Segment Start: Dataset excerpts
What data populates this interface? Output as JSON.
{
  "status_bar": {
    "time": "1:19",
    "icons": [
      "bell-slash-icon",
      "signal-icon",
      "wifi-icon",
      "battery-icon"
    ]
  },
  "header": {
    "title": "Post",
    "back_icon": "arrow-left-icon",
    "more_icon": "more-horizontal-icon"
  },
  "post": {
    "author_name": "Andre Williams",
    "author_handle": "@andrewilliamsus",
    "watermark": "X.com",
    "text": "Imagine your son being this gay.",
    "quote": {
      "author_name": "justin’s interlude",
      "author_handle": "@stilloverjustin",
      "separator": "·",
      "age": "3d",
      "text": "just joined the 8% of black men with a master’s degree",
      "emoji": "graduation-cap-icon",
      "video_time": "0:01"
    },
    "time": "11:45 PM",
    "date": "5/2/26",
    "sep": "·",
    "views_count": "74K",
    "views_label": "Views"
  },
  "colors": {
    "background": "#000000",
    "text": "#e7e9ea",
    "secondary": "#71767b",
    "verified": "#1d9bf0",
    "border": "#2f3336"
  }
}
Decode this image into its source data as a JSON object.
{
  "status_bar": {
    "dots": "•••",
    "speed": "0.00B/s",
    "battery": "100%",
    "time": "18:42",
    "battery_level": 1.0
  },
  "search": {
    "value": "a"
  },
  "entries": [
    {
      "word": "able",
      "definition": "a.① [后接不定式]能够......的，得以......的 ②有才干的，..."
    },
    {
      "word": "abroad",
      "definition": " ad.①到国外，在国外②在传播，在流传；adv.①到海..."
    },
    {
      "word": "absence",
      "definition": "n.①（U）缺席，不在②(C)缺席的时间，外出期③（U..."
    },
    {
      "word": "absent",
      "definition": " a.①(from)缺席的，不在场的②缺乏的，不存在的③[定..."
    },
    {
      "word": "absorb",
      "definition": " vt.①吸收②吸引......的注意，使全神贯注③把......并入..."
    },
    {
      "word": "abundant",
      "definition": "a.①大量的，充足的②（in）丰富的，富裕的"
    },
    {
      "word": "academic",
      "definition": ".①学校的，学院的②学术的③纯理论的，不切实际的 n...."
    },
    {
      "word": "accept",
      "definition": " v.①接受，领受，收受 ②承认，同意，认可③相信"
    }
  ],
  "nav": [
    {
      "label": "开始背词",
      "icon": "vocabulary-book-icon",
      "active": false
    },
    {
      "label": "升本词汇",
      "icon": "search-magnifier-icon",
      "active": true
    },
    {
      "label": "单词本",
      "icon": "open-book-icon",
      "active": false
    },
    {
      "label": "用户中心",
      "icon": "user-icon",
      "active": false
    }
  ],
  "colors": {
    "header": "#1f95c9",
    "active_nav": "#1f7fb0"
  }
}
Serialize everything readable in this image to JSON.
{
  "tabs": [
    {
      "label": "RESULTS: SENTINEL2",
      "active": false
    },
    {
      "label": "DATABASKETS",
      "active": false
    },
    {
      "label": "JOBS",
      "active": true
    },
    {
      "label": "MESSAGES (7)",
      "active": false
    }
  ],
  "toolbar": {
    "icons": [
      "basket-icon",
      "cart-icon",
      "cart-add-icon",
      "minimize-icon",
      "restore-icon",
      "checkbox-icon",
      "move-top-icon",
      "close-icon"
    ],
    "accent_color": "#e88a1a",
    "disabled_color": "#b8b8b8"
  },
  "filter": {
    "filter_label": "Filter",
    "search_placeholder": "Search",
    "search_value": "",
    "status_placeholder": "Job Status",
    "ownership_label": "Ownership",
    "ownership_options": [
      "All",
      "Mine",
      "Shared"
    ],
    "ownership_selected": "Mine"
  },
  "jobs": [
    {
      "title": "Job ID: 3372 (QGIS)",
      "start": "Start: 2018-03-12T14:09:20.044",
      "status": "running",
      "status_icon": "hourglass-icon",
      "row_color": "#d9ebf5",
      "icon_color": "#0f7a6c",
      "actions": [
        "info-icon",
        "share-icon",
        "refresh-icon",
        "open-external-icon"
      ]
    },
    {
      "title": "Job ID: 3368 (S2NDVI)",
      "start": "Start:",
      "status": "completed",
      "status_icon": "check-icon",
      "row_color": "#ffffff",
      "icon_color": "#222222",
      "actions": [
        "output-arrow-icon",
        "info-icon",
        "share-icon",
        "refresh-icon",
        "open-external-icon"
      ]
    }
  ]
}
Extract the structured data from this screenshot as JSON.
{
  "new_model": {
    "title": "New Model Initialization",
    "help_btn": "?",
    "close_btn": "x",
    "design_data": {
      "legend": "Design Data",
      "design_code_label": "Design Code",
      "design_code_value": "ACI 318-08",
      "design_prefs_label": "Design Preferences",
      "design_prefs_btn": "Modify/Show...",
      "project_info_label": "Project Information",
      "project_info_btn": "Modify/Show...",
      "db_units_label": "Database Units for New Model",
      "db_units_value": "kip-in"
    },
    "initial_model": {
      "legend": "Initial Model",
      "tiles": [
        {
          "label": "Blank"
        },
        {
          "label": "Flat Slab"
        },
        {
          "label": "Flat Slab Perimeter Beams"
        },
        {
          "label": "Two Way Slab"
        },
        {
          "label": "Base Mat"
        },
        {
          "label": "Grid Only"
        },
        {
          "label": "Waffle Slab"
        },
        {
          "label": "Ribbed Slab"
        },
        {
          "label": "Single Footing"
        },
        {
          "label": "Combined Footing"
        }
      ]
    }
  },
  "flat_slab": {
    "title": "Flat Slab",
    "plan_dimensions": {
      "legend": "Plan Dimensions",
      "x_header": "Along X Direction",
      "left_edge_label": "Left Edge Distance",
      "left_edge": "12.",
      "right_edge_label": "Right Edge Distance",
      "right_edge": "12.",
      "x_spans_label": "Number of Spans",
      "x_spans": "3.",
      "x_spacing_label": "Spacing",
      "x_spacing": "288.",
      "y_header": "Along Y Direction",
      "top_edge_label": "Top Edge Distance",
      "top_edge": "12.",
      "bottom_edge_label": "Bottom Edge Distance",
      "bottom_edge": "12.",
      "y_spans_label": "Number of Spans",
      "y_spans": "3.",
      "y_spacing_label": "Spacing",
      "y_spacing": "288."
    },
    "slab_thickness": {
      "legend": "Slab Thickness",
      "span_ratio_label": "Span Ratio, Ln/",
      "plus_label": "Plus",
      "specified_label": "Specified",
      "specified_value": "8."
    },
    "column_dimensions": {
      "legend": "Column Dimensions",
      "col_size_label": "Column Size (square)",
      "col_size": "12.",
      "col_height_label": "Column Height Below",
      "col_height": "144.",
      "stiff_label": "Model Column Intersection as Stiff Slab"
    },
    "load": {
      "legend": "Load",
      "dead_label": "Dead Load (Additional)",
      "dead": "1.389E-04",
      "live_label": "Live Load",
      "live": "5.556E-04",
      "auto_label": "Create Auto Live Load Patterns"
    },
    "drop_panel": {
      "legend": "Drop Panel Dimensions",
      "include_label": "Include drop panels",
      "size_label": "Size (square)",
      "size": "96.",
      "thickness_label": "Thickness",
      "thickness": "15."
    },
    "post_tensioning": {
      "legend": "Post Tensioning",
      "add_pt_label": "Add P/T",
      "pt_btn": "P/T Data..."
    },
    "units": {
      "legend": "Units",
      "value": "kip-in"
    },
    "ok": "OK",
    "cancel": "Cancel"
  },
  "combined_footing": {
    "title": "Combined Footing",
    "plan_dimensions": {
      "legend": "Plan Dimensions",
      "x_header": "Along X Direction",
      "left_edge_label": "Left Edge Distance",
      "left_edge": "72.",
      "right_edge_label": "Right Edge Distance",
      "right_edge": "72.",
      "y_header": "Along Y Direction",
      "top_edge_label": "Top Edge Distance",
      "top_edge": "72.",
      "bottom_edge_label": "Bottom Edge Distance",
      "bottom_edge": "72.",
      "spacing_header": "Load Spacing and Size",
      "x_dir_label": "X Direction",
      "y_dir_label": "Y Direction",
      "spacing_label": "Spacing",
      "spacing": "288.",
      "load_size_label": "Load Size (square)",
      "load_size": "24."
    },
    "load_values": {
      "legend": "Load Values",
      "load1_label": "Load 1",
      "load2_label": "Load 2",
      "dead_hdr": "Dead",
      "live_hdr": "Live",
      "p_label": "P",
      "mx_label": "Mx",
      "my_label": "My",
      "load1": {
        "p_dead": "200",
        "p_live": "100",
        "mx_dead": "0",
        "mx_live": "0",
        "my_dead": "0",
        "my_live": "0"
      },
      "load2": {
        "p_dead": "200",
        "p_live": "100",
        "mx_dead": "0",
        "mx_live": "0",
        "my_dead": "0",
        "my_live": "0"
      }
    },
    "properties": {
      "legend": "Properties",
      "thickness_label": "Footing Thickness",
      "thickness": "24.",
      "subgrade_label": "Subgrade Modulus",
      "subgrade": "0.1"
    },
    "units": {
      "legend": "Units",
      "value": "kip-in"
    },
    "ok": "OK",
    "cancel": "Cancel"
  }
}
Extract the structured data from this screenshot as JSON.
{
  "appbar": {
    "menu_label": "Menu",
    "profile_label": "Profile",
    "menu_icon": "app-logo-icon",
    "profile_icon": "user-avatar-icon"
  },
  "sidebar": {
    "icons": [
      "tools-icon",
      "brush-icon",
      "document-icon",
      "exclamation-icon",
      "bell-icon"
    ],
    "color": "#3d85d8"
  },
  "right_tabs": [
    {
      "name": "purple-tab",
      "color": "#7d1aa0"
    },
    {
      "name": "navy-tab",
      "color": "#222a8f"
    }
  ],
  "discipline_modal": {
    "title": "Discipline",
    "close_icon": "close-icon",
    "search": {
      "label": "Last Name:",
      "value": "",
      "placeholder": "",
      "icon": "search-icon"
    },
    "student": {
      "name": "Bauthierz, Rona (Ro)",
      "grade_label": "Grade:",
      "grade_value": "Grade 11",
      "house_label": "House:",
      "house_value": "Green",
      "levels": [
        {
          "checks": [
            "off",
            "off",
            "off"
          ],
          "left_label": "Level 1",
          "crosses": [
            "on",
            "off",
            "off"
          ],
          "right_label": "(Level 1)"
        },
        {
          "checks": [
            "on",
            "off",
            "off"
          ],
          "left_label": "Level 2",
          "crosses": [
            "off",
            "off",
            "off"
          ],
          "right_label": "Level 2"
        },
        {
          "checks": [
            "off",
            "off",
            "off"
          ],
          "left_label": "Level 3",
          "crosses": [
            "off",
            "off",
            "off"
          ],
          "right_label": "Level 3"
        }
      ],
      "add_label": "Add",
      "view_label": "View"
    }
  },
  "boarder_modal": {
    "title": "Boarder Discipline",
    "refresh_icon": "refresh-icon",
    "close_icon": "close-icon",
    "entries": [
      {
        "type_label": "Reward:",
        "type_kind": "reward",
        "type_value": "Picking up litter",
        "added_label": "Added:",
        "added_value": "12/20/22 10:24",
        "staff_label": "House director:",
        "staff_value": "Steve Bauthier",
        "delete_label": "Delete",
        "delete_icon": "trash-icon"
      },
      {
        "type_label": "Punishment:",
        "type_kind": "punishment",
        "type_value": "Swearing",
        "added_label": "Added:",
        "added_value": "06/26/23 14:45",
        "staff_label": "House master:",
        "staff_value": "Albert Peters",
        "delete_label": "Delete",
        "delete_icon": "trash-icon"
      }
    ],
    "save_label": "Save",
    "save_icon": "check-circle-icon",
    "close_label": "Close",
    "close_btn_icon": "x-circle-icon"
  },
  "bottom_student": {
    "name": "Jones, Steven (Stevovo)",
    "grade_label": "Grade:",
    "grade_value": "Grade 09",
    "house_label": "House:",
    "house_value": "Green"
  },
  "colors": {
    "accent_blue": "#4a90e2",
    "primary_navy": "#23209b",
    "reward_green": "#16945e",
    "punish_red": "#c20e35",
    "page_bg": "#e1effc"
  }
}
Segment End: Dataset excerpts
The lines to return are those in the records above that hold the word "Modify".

      "design_prefs_btn": "Modify/Show...",
      "project_info_btn": "Modify/Show...",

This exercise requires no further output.